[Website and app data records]
◆ ◆ ◆ ◆ ◆ ◆ ◆

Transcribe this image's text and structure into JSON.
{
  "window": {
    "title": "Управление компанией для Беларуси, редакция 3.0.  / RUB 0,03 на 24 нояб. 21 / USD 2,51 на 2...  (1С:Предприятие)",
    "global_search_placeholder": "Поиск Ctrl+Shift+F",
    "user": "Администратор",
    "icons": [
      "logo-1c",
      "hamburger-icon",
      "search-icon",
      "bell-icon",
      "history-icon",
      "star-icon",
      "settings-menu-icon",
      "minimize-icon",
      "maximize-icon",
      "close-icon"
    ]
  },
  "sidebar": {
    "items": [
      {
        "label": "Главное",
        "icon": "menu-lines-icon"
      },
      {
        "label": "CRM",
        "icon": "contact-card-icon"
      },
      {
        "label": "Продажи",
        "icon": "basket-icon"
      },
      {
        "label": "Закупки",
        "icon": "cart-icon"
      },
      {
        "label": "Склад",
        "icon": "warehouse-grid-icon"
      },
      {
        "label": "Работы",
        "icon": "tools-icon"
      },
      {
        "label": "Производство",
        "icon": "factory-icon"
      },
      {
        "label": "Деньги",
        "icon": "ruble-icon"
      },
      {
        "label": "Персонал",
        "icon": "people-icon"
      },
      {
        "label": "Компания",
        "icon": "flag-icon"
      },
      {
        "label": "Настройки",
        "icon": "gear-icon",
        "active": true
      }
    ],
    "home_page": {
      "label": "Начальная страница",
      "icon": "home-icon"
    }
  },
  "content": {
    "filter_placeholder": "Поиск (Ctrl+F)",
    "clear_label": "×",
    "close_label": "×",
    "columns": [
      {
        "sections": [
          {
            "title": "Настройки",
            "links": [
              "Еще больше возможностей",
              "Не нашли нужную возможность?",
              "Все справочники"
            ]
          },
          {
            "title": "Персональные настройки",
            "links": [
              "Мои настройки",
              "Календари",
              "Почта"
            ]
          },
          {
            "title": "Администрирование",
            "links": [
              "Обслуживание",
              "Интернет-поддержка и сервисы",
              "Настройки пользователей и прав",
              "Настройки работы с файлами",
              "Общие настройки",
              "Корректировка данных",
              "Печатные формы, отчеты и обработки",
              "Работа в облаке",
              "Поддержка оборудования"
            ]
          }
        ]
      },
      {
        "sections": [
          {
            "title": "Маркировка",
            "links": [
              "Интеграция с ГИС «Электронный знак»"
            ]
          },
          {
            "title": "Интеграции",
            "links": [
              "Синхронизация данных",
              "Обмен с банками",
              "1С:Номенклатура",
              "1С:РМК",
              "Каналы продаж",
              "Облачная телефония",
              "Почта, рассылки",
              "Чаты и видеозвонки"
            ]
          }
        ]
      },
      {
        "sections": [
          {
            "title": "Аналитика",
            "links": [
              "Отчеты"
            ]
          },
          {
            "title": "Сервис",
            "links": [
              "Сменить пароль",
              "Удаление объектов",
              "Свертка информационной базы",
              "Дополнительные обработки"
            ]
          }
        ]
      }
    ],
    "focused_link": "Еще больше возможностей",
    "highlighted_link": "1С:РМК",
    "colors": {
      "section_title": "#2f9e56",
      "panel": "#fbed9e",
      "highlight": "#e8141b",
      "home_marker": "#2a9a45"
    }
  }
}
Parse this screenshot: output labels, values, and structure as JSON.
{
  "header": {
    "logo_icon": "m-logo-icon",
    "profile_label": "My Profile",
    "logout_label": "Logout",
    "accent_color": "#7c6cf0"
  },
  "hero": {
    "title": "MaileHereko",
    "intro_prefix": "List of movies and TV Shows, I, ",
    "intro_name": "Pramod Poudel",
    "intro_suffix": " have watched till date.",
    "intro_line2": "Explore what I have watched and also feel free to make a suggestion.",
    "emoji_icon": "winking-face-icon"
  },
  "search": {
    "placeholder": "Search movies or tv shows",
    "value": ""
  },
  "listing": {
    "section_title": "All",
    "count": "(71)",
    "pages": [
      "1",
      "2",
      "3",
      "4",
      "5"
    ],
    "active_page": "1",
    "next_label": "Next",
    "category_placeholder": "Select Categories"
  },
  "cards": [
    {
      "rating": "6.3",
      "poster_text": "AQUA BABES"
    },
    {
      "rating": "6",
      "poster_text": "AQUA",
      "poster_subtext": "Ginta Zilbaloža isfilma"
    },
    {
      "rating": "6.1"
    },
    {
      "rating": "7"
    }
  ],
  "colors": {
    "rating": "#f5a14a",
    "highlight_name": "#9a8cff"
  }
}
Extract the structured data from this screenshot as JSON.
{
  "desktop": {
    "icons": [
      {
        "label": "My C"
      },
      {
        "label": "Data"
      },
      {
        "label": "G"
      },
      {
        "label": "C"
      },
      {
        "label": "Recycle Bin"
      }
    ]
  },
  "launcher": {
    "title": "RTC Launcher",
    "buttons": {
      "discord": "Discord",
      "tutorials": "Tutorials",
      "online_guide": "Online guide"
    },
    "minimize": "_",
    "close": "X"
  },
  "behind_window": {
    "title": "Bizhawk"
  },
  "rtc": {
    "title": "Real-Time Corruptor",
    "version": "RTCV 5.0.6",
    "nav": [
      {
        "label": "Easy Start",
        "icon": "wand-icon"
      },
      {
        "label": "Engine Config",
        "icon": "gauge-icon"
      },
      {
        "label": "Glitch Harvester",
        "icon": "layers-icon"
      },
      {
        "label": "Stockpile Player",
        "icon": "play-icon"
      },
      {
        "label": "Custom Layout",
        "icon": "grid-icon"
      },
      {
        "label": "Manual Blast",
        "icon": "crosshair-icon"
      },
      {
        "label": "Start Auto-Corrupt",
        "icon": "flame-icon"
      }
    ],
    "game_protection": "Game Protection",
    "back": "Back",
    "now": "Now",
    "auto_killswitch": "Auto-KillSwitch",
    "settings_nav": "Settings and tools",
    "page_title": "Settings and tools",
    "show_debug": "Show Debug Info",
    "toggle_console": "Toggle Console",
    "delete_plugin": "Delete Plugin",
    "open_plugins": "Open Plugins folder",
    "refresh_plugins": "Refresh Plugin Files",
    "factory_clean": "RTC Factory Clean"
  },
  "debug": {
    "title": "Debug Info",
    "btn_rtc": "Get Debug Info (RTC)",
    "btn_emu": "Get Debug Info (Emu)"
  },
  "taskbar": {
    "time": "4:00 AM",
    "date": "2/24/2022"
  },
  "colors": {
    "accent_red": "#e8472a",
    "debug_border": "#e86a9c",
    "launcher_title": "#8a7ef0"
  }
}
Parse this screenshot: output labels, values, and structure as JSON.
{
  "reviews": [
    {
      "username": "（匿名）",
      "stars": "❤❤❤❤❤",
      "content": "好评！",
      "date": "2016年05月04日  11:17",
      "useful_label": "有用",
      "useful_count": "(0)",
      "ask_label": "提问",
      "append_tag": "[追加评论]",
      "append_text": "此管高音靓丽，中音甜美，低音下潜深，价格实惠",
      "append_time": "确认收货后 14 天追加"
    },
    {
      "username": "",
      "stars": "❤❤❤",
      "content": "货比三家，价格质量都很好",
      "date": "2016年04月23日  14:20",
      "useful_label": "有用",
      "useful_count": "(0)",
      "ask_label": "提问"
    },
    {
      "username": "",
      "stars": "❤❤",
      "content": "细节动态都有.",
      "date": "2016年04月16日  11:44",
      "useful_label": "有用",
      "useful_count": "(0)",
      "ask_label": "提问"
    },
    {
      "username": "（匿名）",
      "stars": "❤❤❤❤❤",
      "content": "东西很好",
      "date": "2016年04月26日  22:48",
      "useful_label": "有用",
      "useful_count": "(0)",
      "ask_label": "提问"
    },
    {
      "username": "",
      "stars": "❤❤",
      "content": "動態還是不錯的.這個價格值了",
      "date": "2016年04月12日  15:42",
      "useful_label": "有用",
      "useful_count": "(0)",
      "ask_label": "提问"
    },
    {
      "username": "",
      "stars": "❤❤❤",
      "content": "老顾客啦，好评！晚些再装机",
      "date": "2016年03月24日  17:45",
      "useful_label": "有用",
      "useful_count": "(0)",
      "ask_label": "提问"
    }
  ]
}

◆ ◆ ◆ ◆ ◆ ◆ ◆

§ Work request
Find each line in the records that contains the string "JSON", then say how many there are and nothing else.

§ Output below
4